As the UK prepares to push ahead with leaving the European Union in 2017, businesses are being told to think twice before cancelling or delaying preparations for the forthcoming EU General Data Protection Regulation (GDPR). Here, John Culkin of Crown Records Management explains why the new EU law will still be of great importance here in the UK.
9 January 2017 | John Culkin
Business managers across the country have been studying the implications of a new Regulation, due come into force in May 2018, which aims to create a 'one-stop shop' for data protection across the European Union.
Key aspects include huge fines for data breaches, new rules around the collection of personal data and new rights for European citizens to ask for data to be deleted or edited. Many businesses will also be required to appoint a Data Protection Officer.
However, Brexit opens up the likelihood that the UK will have started the process of leaving the EU by the time it comes into force.
What does this mean for those currently preparing for the new regulation?

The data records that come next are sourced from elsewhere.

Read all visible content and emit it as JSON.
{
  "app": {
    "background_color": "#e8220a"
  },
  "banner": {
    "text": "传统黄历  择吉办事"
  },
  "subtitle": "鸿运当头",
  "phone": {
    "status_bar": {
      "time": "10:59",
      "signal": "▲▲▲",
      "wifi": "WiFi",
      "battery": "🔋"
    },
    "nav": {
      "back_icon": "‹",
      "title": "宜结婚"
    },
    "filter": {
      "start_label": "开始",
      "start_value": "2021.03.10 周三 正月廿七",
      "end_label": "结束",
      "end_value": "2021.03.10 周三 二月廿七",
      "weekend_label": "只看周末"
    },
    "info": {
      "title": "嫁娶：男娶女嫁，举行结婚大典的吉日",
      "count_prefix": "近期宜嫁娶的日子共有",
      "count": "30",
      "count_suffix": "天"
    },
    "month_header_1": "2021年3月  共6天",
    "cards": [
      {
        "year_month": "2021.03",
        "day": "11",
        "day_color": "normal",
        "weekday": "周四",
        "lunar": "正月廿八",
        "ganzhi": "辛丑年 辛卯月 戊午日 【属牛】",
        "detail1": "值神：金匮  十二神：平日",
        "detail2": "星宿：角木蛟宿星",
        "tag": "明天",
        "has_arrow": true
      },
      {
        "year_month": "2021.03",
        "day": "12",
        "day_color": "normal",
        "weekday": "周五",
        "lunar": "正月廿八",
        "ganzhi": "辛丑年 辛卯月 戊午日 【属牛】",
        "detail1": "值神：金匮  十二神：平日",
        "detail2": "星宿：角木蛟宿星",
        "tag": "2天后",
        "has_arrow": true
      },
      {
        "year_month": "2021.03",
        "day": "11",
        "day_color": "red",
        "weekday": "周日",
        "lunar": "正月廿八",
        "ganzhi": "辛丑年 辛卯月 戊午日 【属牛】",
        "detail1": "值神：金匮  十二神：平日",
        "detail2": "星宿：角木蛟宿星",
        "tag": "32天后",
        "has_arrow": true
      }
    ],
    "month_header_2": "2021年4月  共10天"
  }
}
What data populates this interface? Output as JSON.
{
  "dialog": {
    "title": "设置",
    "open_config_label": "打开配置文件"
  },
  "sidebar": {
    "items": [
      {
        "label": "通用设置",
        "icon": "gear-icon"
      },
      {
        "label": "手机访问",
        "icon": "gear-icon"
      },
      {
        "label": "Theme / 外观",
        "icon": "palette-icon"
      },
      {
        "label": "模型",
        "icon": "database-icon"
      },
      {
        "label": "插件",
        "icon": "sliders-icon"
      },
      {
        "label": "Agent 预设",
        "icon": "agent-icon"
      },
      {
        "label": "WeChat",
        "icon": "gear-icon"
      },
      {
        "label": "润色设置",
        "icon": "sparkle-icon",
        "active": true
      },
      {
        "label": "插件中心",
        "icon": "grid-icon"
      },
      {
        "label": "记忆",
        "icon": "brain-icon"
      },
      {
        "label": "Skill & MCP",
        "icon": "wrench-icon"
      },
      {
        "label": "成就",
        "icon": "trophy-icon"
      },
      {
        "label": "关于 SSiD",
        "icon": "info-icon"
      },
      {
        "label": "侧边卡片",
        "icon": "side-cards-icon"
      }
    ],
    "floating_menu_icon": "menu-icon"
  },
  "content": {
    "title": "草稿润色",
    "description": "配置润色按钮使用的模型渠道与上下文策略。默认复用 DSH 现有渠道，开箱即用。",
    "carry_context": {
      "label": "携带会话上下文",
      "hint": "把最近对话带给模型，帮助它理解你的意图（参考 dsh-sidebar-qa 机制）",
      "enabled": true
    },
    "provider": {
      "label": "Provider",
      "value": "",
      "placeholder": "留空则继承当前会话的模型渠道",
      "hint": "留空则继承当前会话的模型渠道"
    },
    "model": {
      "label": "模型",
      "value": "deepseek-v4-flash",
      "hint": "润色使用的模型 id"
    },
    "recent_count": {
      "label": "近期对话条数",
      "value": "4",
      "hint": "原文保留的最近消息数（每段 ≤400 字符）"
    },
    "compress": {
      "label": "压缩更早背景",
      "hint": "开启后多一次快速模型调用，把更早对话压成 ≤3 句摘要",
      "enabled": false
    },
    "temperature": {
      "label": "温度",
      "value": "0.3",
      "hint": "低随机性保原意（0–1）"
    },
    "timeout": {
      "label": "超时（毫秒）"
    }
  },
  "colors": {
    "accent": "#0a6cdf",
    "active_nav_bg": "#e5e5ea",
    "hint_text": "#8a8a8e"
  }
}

It is tempting for businesses to think that because the UK intends to leave the EU that this regulation will not apply. But although an independent Britain will not be part of the Regulation, in reality it will still be impossible to avoid its implications.
The Regulation governs the personal data of all European citizens, providing them with greater control and more rights over information held about them. So any company holding identifiable information of an EU citizen, no matter where it is based, needs to be aware. With millions of EU citizens living in the UK, too, it's hard to imagine that many businesses here will be unaffected.
The same applies to data breaches involving the personal data of European citizens. So it will still be vital to have a watertight information management system in place which allows businesses to know what information they have, where it is, how it can be edited and who is responsible for it.
What are the benefits of the EU GDPR? Is there anything we may miss out on by leaving the EU?
This is a regulation designed to make things easier for businesses which work with the personal data of EU citizens. A one-stop shop for data protection, for instance, is long overdue. Trying to regulate a rapidly-evolving digital world with legislation dating from 20 years ago does not make sense. Any regulation which encourages businesses to have strong and robust information management systems in place should be a good thing.
How could UK data regulation differ in future from those in Europe?
It's hard to see data regulation in the UK varying much from the essence of the EU GDPR which, after all, we have been heavily involved in drafting over the last few years. Having clear laws with safeguards in place is more important than ever in the modern world with a growing digital economy that relies on the safe sharing of data. If anything we may expect regulations to become even tighter in the UK in future - providing an opportunity to bill the UK as the safest place in the world for data.